Arab Goat Husbandry, Breeding Practices and Marketing Systems in Western Lowland of Ethiopia

Main Article Content

Befikadu Zewdie
Mengistu Urge
Yosef Tadesse
Solomon Gizaw


This study was undertaken to assess the farming system, breeding practices, marketing and production constraints of Arab goats for developing alternative breeding strategies for genetic improvement and conservation in Kurmuk and Assosa districts, western Ethiopia. Data were collected through structured questionnaire interviews of 280 respondents. The mixed crop-livestock production system was the dominant farming system. Goats were kept as a primary source of cash income and capital saving. Breeding was uncontrolled and bucks were castrated late at the age of 2.07 years. The primary markets outlet in the study districts were local traders, wholesale, traders, and buying agents. Most of the goats produced in Assosa district were consumed in the local markets and the only outlet from the Kurmuk market was through the Ethio-Sudanese border. The supply of goats to Addis Ababa through the market chain was negligible because of long distances and poor infrastructure. The major goat production constraints were disease, feed, and water shortage. To meet the current growing demand of small ruminant meat markets, improving feed, feeding management, health, and marketing efficiency should be given priority in the improvement program of the breed. Moreover, constraint identified in the present study can be used as an input for setting up sustainable community-based breeding program (cooperative village-level breeding scheme) in the future.

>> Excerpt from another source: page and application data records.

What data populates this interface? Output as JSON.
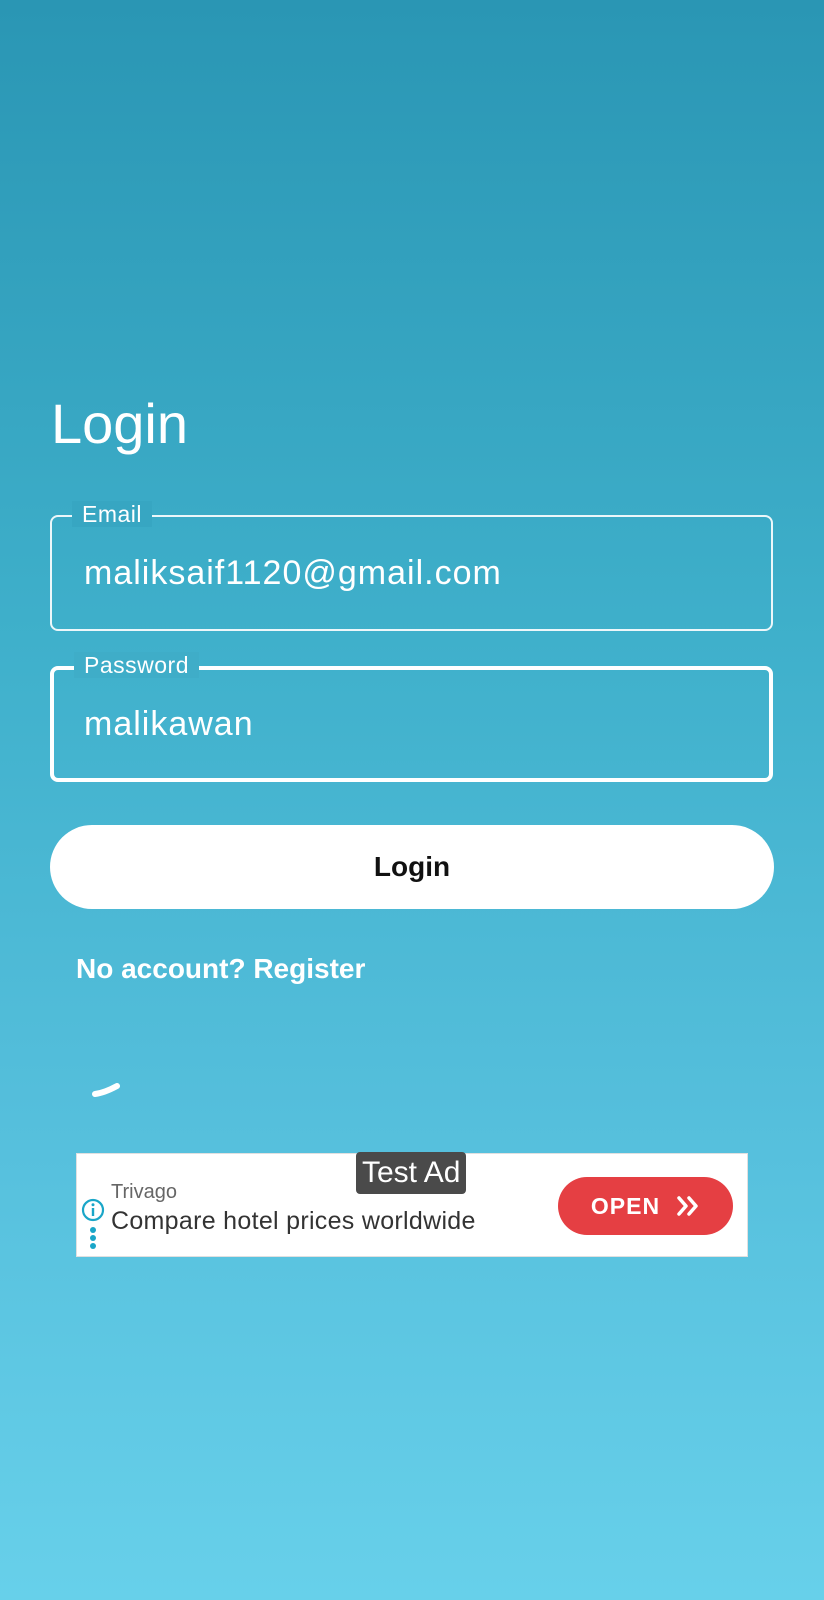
{
  "page": {
    "title": "Login"
  },
  "email_field": {
    "label": "Email",
    "value": "maliksaif1120@gmail.com"
  },
  "password_field": {
    "label": "Password",
    "value": "malikawan"
  },
  "login_button": {
    "label": "Login"
  },
  "register_link": {
    "label": "No account? Register"
  },
  "ad": {
    "badge": "Test Ad",
    "advertiser": "Trivago",
    "headline": "Compare hotel prices worldwide",
    "cta": "OPEN",
    "cta_color": "#e53f43",
    "info_icon": "info-icon",
    "menu_icon": "more-vert-icon",
    "cta_icon": "double-chevron-right-icon"
  },
  "colors": {
    "background_top": "#2a96b4",
    "background_bottom": "#67d0ea",
    "accent_text": "#ffffff"
  }
}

Download data is not yet available.

Article Details


Most read articles by the same author(s)

1 2 > >>